The problem ->
Please restate the listing that follows without changing anything.

Supplied information ->
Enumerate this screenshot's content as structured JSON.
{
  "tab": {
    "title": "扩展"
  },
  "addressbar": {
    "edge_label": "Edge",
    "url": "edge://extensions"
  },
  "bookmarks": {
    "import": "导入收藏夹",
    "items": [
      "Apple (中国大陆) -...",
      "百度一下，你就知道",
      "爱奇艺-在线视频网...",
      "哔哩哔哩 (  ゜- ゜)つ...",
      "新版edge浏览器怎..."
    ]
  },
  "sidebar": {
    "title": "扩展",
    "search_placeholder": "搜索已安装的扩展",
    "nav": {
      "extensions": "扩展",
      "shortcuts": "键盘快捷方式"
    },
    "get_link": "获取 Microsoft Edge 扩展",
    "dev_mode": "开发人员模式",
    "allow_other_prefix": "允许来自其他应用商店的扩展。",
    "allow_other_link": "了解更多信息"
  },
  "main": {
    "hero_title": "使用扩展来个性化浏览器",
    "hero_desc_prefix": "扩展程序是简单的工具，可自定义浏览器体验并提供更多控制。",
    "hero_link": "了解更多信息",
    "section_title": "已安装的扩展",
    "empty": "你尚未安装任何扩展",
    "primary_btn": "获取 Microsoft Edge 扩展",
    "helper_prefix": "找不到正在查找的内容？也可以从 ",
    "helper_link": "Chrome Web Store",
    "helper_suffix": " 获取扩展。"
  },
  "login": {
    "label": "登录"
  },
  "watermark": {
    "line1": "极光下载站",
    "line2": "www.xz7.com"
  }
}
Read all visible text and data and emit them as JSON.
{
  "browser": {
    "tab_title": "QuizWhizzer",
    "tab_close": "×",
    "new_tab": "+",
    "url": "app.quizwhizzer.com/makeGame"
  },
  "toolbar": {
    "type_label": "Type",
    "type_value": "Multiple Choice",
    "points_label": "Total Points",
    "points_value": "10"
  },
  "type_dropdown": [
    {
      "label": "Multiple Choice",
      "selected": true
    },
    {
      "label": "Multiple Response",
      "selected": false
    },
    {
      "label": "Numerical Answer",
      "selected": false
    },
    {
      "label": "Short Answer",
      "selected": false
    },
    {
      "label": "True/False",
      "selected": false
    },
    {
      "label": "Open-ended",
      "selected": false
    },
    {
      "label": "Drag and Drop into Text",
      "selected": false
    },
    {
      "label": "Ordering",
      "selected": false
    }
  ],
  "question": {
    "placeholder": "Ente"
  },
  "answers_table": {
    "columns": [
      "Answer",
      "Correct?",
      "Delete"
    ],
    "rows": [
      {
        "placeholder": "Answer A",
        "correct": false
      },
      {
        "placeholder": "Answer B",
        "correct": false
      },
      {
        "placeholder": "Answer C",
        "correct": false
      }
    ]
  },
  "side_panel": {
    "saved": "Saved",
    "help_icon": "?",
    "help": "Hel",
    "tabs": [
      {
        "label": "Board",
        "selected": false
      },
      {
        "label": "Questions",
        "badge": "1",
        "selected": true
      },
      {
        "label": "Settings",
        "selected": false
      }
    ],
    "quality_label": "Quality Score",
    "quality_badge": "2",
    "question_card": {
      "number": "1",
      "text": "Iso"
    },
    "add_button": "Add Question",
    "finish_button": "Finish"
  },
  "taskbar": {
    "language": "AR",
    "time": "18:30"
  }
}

Exercise solution ->
Enumerate this screenshot's content as structured JSON.
{
  "tab": {
    "title": "扩展"
  },
  "addressbar": {
    "edge_label": "Edge",
    "url": "edge://extensions"
  },
  "bookmarks": {
    "import": "导入收藏夹",
    "items": [
      "Apple (中国大陆) -...",
      "百度一下，你就知道",
      "爱奇艺-在线视频网...",
      "哔哩哔哩 (  ゜- ゜)つ...",
      "新版edge浏览器怎..."
    ]
  },
  "sidebar": {
    "title": "扩展",
    "search_placeholder": "搜索已安装的扩展",
    "nav": {
      "extensions": "扩展",
      "shortcuts": "键盘快捷方式"
    },
    "get_link": "获取 Microsoft Edge 扩展",
    "dev_mode": "开发人员模式",
    "allow_other_prefix": "允许来自其他应用商店的扩展。",
    "allow_other_link": "了解更多信息"
  },
  "main": {
    "hero_title": "使用扩展来个性化浏览器",
    "hero_desc_prefix": "扩展程序是简单的工具，可自定义浏览器体验并提供更多控制。",
    "hero_link": "了解更多信息",
    "section_title": "已安装的扩展",
    "empty": "你尚未安装任何扩展",
    "primary_btn": "获取 Microsoft Edge 扩展",
    "helper_prefix": "找不到正在查找的内容？也可以从 ",
    "helper_link": "Chrome Web Store",
    "helper_suffix": " 获取扩展。"
  },
  "login": {
    "label": "登录"
  },
  "watermark": {
    "line1": "极光下载站",
    "line2": "www.xz7.com"
  }
}
Read all visible text and data and emit them as JSON.
{
  "browser": {
    "tab_title": "QuizWhizzer",
    "tab_close": "×",
    "new_tab": "+",
    "url": "app.quizwhizzer.com/makeGame"
  },
  "toolbar": {
    "type_label": "Type",
    "type_value": "Multiple Choice",
    "points_label": "Total Points",
    "points_value": "10"
  },
  "type_dropdown": [
    {
      "label": "Multiple Choice",
      "selected": true
    },
    {
      "label": "Multiple Response",
      "selected": false
    },
    {
      "label": "Numerical Answer",
      "selected": false
    },
    {
      "label": "Short Answer",
      "selected": false
    },
    {
      "label": "True/False",
      "selected": false
    },
    {
      "label": "Open-ended",
      "selected": false
    },
    {
      "label": "Drag and Drop into Text",
      "selected": false
    },
    {
      "label": "Ordering",
      "selected": false
    }
  ],
  "question": {
    "placeholder": "Ente"
  },
  "answers_table": {
    "columns": [
      "Answer",
      "Correct?",
      "Delete"
    ],
    "rows": [
      {
        "placeholder": "Answer A",
        "correct": false
      },
      {
        "placeholder": "Answer B",
        "correct": false
      },
      {
        "placeholder": "Answer C",
        "correct": false
      }
    ]
  },
  "side_panel": {
    "saved": "Saved",
    "help_icon": "?",
    "help": "Hel",
    "tabs": [
      {
        "label": "Board",
        "selected": false
      },
      {
        "label": "Questions",
        "badge": "1",
        "selected": true
      },
      {
        "label": "Settings",
        "selected": false
      }
    ],
    "quality_label": "Quality Score",
    "quality_badge": "2",
    "question_card": {
      "number": "1",
      "text": "Iso"
    },
    "add_button": "Add Question",
    "finish_button": "Finish"
  },
  "taskbar": {
    "language": "AR",
    "time": "18:30"
  }
}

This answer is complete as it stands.